The Los Angeles Cultural Heritage Commission voted Thursday to recommend that the San Vicente Boulevard building that houses Dutton's Brentwood Books be designated as a historic-cultural monument.
The matter will next be considered by the City Council's Planning and Land Use Management Committee, or PLUM, and then by the full council.
After the 4-0 commission vote (with one abstention), about 50 supporters broke into cheers and applause in a 10th-floor City Hall hearing room. They were on hand to support Diane Caughey, daughter of the late architect Milton Caughey, who designed the modernist building in 1950 at the behest of David Barry, then the owner.
Barry recently sold his interest to his sister Nancy Munger and her husband, billionaire Charles T. Munger. Early this year, Munger, 83, said he planned to tear down the existing structure, known as the Barry Building, and replace it with 60 luxury condos and some retail shops, including Dutton's or another independent bookseller. At the time, he described the location as "the ultimate redevelopment site."
Word of his plans came as a surprise to Caughey, who immediately launched a campaign to preserve the building. An architect and a Jungian psychotherapist, she delivered a report at the hearing, noting the building's "simple, abstract aesthetic," popular courtyard and the influences of such prominent modernist masters as Piet Mondrian, Le Corbusier and Rudolf M. Schindler.
Last week, Munger said that he was scotching the condos and proposing instead a two-story retail complex that would create a better and bigger Dutton's and allow the store to stay in place during construction. He laid out the plan at the hearing, suggesting that the economics of trying to save an outmoded building that didn't offer its owners enough return would work against Dutton's.
"If the council votes to approve this, Dutton's will die as sure as God made little green apples," Munger said after the hearing. "These people are trying to save Dutton's [but are] using techniques that will destroy it."
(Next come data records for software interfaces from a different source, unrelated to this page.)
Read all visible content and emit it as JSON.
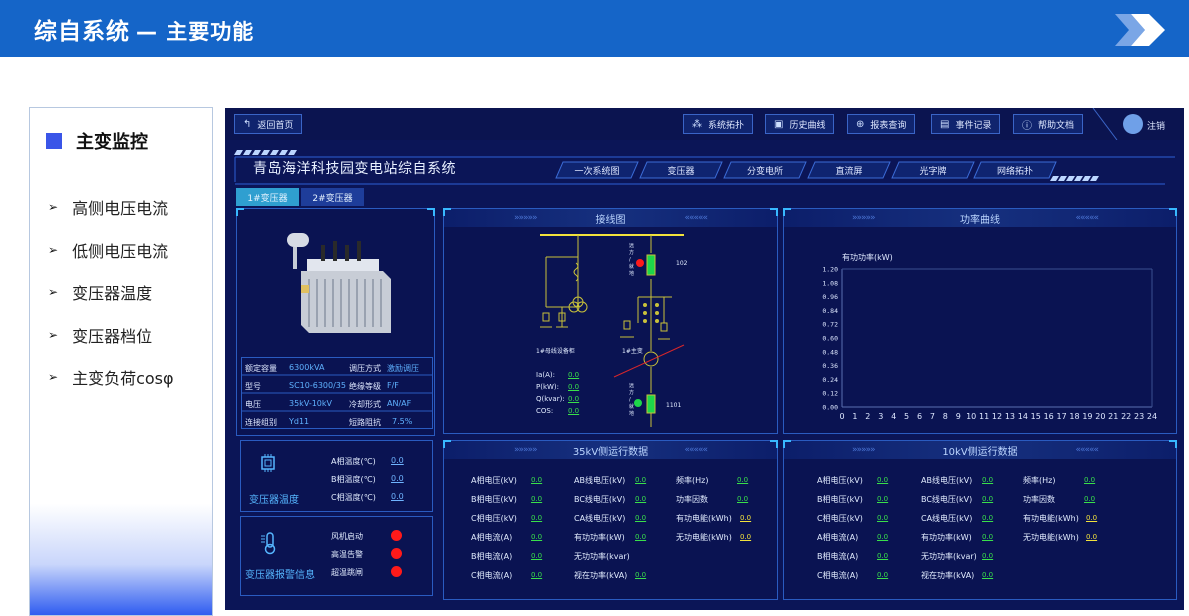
{
  "slide": {
    "title": "综自系统",
    "subtitle": "— 主要功能",
    "header_color": "#1565c8"
  },
  "outline": {
    "title": "主变监控",
    "items": [
      {
        "label": "高侧电压电流"
      },
      {
        "label": "低侧电压电流"
      },
      {
        "label": "变压器温度"
      },
      {
        "label": "变压器档位"
      },
      {
        "label": "主变负荷cosφ"
      }
    ]
  },
  "dashboard": {
    "back_button": "返回首页",
    "toolbar": [
      {
        "label": "系统拓扑",
        "icon": "topology-icon"
      },
      {
        "label": "历史曲线",
        "icon": "chart-icon"
      },
      {
        "label": "报表查询",
        "icon": "search-icon"
      },
      {
        "label": "事件记录",
        "icon": "document-icon"
      },
      {
        "label": "帮助文档",
        "icon": "help-icon"
      }
    ],
    "logout": "注销",
    "system_title": "青岛海洋科技园变电站综自系统",
    "nav_tabs": [
      "一次系统图",
      "变压器",
      "分变电所",
      "直流屏",
      "光字牌",
      "网络拓扑"
    ],
    "transformer_tabs": [
      {
        "label": "1#变压器",
        "active": true
      },
      {
        "label": "2#变压器",
        "active": false
      }
    ],
    "specs": [
      {
        "label": "额定容量",
        "value": "6300kVA",
        "label2": "调压方式",
        "value2": "激励调压"
      },
      {
        "label": "型号",
        "value": "SC10-6300/35",
        "label2": "绝缘等级",
        "value2": "F/F"
      },
      {
        "label": "电压",
        "value": "35kV-10kV",
        "label2": "冷却形式",
        "value2": "AN/AF"
      },
      {
        "label": "连接组别",
        "value": "Yd11",
        "label2": "短路阻抗",
        "value2": "7.5%"
      }
    ],
    "temperature": {
      "title": "变压器温度",
      "rows": [
        {
          "label": "A相温度(℃)",
          "value": "0.0"
        },
        {
          "label": "B相温度(℃)",
          "value": "0.0"
        },
        {
          "label": "C相温度(℃)",
          "value": "0.0"
        }
      ]
    },
    "alarm": {
      "title": "变压器报警信息",
      "rows": [
        {
          "label": "风机启动",
          "color": "#ff1a1a"
        },
        {
          "label": "高温告警",
          "color": "#ff1a1a"
        },
        {
          "label": "超温跳闸",
          "color": "#ff1a1a"
        }
      ]
    },
    "wiring": {
      "title": "接线图",
      "labels": {
        "bus_cabinet": "1#母线设备柜",
        "main_tx": "1#主变",
        "breaker_top": "102",
        "breaker_bottom": "1101",
        "remote_local": "远\n方\n/\n就\n地"
      },
      "readings": [
        {
          "label": "Ia(A):",
          "value": "0.0"
        },
        {
          "label": "P(kW):",
          "value": "0.0"
        },
        {
          "label": "Q(kvar):",
          "value": "0.0"
        },
        {
          "label": "COS:",
          "value": "0.0"
        }
      ]
    },
    "power_curve": {
      "title": "功率曲线"
    },
    "hv_data": {
      "title": "35kV侧运行数据",
      "col1": [
        {
          "label": "A相电压(kV)",
          "value": "0.0"
        },
        {
          "label": "B相电压(kV)",
          "value": "0.0"
        },
        {
          "label": "C相电压(kV)",
          "value": "0.0"
        },
        {
          "label": "A相电流(A)",
          "value": "0.0"
        },
        {
          "label": "B相电流(A)",
          "value": "0.0"
        },
        {
          "label": "C相电流(A)",
          "value": "0.0"
        }
      ],
      "col2": [
        {
          "label": "AB线电压(kV)",
          "value": "0.0"
        },
        {
          "label": "BC线电压(kV)",
          "value": "0.0"
        },
        {
          "label": "CA线电压(kV)",
          "value": "0.0"
        },
        {
          "label": "有功功率(kW)",
          "value": "0.0"
        },
        {
          "label": "无功功率(kvar)",
          "value": "0.0"
        },
        {
          "label": "视在功率(kVA)",
          "value": "0.0"
        }
      ],
      "col3": [
        {
          "label": "频率(Hz)",
          "value": "0.0"
        },
        {
          "label": "功率因数",
          "value": "0.0"
        },
        {
          "label": "有功电能(kWh)",
          "value": "0.0"
        },
        {
          "label": "无功电能(kWh)",
          "value": "0.0"
        }
      ]
    },
    "lv_data": {
      "title": "10kV侧运行数据",
      "col1": [
        {
          "label": "A相电压(kV)",
          "value": "0.0"
        },
        {
          "label": "B相电压(kV)",
          "value": "0.0"
        },
        {
          "label": "C相电压(kV)",
          "value": "0.0"
        },
        {
          "label": "A相电流(A)",
          "value": "0.0"
        },
        {
          "label": "B相电流(A)",
          "value": "0.0"
        },
        {
          "label": "C相电流(A)",
          "value": "0.0"
        }
      ],
      "col2": [
        {
          "label": "AB线电压(kV)",
          "value": "0.0"
        },
        {
          "label": "BC线电压(kV)",
          "value": "0.0"
        },
        {
          "label": "CA线电压(kV)",
          "value": "0.0"
        },
        {
          "label": "有功功率(kW)",
          "value": "0.0"
        },
        {
          "label": "无功功率(kvar)",
          "value": "0.0"
        },
        {
          "label": "视在功率(kVA)",
          "value": "0.0"
        }
      ],
      "col3": [
        {
          "label": "频率(Hz)",
          "value": "0.0"
        },
        {
          "label": "功率因数",
          "value": "0.0"
        },
        {
          "label": "有功电能(kWh)",
          "value": "0.0"
        },
        {
          "label": "无功电能(kWh)",
          "value": "0.0"
        }
      ]
    }
  },
  "chart_data": {
    "type": "line",
    "title": "有功功率(kW)",
    "xlabel": "",
    "ylabel": "有功功率(kW)",
    "x_ticks": [
      "0",
      "1",
      "2",
      "3",
      "4",
      "5",
      "6",
      "7",
      "8",
      "9",
      "10",
      "11",
      "12",
      "13",
      "14",
      "15",
      "16",
      "17",
      "18",
      "19",
      "20",
      "21",
      "22",
      "23",
      "24"
    ],
    "y_ticks": [
      "0.00",
      "0.12",
      "0.24",
      "0.36",
      "0.48",
      "0.60",
      "0.72",
      "0.84",
      "0.96",
      "1.08",
      "1.20"
    ],
    "xlim": [
      0,
      24
    ],
    "ylim": [
      0,
      1.2
    ],
    "series": [],
    "grid": false
  }
}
Munger, who is represented by the influential land-use law firm Latham & Watkins, said the controversy might tempt him to sell the property to someone who didn't have such close connections to Doug Dutton, the bookshop's proprietor. Munger has been a Dutton's customer for years.
Representatives for both sides noted that the issue is far from settled. If the council approves the designation, any proposed demolition or alterations would face review by the Cultural Heritage Commission, which could object. That review and objection process would provide a year for the developer and the preservationists to try to come to terms.
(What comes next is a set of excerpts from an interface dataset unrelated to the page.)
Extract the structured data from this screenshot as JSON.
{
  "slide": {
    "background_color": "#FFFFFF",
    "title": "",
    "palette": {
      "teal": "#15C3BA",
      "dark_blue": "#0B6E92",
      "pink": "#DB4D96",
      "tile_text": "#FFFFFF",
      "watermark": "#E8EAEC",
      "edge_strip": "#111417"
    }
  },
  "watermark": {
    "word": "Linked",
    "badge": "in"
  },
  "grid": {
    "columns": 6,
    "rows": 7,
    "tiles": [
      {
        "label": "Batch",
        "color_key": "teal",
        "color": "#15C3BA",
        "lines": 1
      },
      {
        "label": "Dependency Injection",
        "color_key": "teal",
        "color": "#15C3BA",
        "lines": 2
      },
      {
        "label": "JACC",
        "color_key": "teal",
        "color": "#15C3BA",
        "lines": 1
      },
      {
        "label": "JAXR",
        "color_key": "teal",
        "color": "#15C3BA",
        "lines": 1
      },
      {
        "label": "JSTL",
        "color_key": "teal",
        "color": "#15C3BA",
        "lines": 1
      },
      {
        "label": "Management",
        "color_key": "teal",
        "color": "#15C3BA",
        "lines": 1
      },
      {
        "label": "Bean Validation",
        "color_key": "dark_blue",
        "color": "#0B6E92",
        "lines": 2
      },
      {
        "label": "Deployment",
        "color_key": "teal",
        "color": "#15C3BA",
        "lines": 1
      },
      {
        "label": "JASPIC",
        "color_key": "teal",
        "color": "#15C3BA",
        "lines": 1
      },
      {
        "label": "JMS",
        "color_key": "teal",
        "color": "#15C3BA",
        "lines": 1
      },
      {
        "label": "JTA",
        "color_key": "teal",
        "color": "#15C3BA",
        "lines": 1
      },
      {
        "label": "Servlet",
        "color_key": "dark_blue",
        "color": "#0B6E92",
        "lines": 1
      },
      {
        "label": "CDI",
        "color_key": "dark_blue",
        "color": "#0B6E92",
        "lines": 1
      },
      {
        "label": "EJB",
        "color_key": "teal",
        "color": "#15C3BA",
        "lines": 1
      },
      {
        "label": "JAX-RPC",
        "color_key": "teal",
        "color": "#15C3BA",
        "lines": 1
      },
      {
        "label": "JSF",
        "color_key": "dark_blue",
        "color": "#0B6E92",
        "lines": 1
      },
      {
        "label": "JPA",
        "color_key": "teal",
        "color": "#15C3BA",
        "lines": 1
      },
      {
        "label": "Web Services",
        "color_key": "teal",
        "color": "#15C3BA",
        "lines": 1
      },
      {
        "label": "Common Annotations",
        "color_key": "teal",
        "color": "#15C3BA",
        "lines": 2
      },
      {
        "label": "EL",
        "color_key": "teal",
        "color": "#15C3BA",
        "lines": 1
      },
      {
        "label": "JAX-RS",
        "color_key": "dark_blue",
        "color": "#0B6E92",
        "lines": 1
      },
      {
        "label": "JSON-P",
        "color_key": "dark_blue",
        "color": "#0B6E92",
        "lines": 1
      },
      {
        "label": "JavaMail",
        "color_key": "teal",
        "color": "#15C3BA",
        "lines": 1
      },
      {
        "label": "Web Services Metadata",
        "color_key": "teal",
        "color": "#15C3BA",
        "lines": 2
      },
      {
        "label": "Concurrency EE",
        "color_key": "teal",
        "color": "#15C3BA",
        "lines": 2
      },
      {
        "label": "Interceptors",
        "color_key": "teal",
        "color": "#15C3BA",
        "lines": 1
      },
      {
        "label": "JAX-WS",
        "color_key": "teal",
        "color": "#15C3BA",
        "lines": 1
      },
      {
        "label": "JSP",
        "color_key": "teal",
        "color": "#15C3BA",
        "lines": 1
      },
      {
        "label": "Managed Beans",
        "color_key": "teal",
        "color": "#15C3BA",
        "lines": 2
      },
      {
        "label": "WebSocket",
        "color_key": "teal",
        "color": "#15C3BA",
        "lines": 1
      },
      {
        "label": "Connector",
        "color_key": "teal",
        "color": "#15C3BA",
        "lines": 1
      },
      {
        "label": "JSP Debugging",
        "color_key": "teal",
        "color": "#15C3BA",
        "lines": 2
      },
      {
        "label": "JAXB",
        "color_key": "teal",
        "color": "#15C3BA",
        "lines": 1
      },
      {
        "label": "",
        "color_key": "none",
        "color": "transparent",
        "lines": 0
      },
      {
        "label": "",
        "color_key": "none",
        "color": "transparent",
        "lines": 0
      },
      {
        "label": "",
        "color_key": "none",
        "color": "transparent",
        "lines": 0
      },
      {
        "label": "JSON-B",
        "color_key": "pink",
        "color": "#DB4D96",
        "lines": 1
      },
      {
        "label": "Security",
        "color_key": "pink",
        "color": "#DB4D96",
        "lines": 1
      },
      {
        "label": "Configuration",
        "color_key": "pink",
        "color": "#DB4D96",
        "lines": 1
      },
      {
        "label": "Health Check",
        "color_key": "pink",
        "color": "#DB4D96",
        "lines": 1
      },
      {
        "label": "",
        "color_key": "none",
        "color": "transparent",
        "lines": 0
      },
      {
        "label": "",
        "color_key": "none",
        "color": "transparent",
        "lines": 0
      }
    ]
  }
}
Under the California Environmental Quality Act, a developer would be required to prepare an environmental impact report before demolishing a designated historic resource, said Ken Bernstein, manager of the city's Office of Historic Resources.
If the council votes against the designation, then Munger could request a permit without facing a review. However, the building's proposed design would face analysis under a plan governing the San Vicente corridor.